will reach out to people who can help you. Reaching out to me was a good start
Q: I'm a teenager and my parents and family don't know that I hurt myself and I would like to keep it that way. What can I do to help myself?
A: I'm wondering why you will not tell your parents? Many teens who injure have a fear of telling their parents. Some are afraid that their parents will respond with anger or ridicule, while others fear that their problems will overwhelm parents who they view as fragile. It is possible that parents won't respond in the healthiest manner when they are first told, but this doesn't mean that you have done anything wrong by telling them. If you are afraid of your parents' response, you might want to tell another trusted adult (e.g. school counselor, nurse, teacher, clergy, relative or adult friend) who can help you break the news to your parents. You shouldn't have to deal with your self injury by yourself, and even if you have great friends who want to help, they are not professionals and do not have the knowledge to help you. Your parents are the ones who can help you get the professional help that you need. If you are afraid to get help because your parents are physically or sexually abusive please tell an adult (e.g. school counselor, police etc) who can report this to get your famiy member(s) the help that they need!
Q.: What's wrong with self-injury? It makes me feel better!
A.: The true issue is that self-injury is not the real the problem. The real question to ask yourself is, "To feel better from what?". Self-Injury is a coping strategy, but an unhealthy one, similar to putting a band-aid on a festering wound. Unless you understand and work on the underlying cause, it will just keep coming back, which is why most self-injurers keep injuring. It might make you feel better temporarily, but it is not actually helping you to get healthier.
It's best to view an impulse to injure as a "clue" that you are not wanting to "feel or deal"; that is, to feel an uncomfortable feeling such as anger or sadness, or to deal with a difficult situation.
Q: Am I crazy??
A: Some self-injurers may suffer from disorders of:
- Mood (Depression, BiPolar)
- Personality (Borderline, Narcissistic, Hystrionic, Dependent etc.)
- Thought (Dissociation etc.)
However, many if not most self-injurers will learn healthier coping strategies and will go on to live healthy and productive lives.
Q: Is Self-Injury an addiction?
A: Self-Injurers clearly report experiencing some addictive qualities such as:
- An immediate sense of calm or "numbing"
- A need for increased amounts to get the same effect

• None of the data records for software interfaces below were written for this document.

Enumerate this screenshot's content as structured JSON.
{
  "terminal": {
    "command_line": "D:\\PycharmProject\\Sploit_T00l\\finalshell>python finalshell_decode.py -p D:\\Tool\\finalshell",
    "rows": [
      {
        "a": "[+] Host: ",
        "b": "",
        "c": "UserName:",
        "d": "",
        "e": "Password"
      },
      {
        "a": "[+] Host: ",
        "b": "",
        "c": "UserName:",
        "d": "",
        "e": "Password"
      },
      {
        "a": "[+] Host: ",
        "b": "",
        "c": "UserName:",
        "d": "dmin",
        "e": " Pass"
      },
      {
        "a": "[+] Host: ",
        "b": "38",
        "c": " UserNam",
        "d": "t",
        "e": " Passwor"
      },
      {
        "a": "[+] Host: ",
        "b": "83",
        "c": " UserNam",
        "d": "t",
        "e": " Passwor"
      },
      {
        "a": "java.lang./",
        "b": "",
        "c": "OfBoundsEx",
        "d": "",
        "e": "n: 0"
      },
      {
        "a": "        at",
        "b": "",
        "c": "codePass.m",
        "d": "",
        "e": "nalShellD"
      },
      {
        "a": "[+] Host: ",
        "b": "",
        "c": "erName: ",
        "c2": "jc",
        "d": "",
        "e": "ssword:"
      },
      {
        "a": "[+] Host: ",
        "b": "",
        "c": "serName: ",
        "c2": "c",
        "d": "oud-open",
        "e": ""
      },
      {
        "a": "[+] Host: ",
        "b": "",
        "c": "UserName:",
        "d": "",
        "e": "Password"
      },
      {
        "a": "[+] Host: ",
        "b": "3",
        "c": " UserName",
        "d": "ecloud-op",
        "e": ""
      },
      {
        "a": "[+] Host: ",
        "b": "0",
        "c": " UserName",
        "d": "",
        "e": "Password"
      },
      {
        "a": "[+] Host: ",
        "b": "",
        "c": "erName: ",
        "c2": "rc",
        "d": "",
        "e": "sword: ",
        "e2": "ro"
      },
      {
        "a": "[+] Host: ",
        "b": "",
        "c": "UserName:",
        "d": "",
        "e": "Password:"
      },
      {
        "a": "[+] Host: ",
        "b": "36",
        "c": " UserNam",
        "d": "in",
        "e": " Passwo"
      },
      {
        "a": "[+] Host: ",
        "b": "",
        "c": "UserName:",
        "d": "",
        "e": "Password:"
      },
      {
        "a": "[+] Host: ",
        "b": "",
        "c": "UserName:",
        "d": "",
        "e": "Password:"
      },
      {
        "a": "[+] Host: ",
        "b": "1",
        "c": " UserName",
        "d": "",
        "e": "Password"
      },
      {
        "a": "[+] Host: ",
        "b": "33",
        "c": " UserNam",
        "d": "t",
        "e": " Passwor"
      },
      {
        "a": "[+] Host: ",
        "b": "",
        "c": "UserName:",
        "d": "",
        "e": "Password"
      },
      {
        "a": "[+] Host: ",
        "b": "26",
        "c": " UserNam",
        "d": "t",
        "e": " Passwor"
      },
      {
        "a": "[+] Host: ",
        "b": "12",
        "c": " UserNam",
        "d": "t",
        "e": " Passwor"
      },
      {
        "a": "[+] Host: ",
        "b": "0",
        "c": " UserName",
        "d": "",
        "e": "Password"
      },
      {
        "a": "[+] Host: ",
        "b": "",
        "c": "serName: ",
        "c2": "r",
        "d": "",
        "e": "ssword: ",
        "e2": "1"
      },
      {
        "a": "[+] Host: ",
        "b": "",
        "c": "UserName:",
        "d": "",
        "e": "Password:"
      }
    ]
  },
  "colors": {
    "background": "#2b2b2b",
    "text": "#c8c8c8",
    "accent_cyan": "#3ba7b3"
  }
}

- A continuation of the behavior despite negative interpersonal consequences
- A fixation on the behavior to the exclusion of other pleasurable activities
Q: I'm an adult self-injurer, I thought this was a teenage problem!
A: This is a misconception held by many. While self-injury generally begins in childhood or adolescence, it can persist well into adulthood and even old age. Some people even first begin the behavior as an adult.
Q: I'm a guy. I thought that mainly girls did this. Is there something wrong with me?
A: Professionals used to believe that far more females engage in self-injurious behaviors than males, That is because all the early data collected on self-injury was on clinical populations. Recent research on non clinical populations such as high school and college students shows that almost equal numbers of males and females engage in self-injurious behaviors. However, more females enter treatment, but we don't as of yet, know why this discrepancy exists.
Q: If I give up self-injury, will I be okay? I'm afraid if I give up self-injury I won't survive!
A: This is a common fear for many self-injurers. Self-injury helps people to feel better, so the fear is that without it they will suffer unbearable emotional pain. The key is to learn to accept and deal with all one's feeling and then self-injury becomes unneccessary.
Q: What am I supposed to do when I have an impulse to self-injure?
A: It is important to recognize that impulses to self-injure are actually "clues" that you don't want to feel or deal with something. Many people who injure are afraid to feel specific emotions such as fear and anger. The goal is to learn to identify those feelings and understand and face the fears you have about those emotions.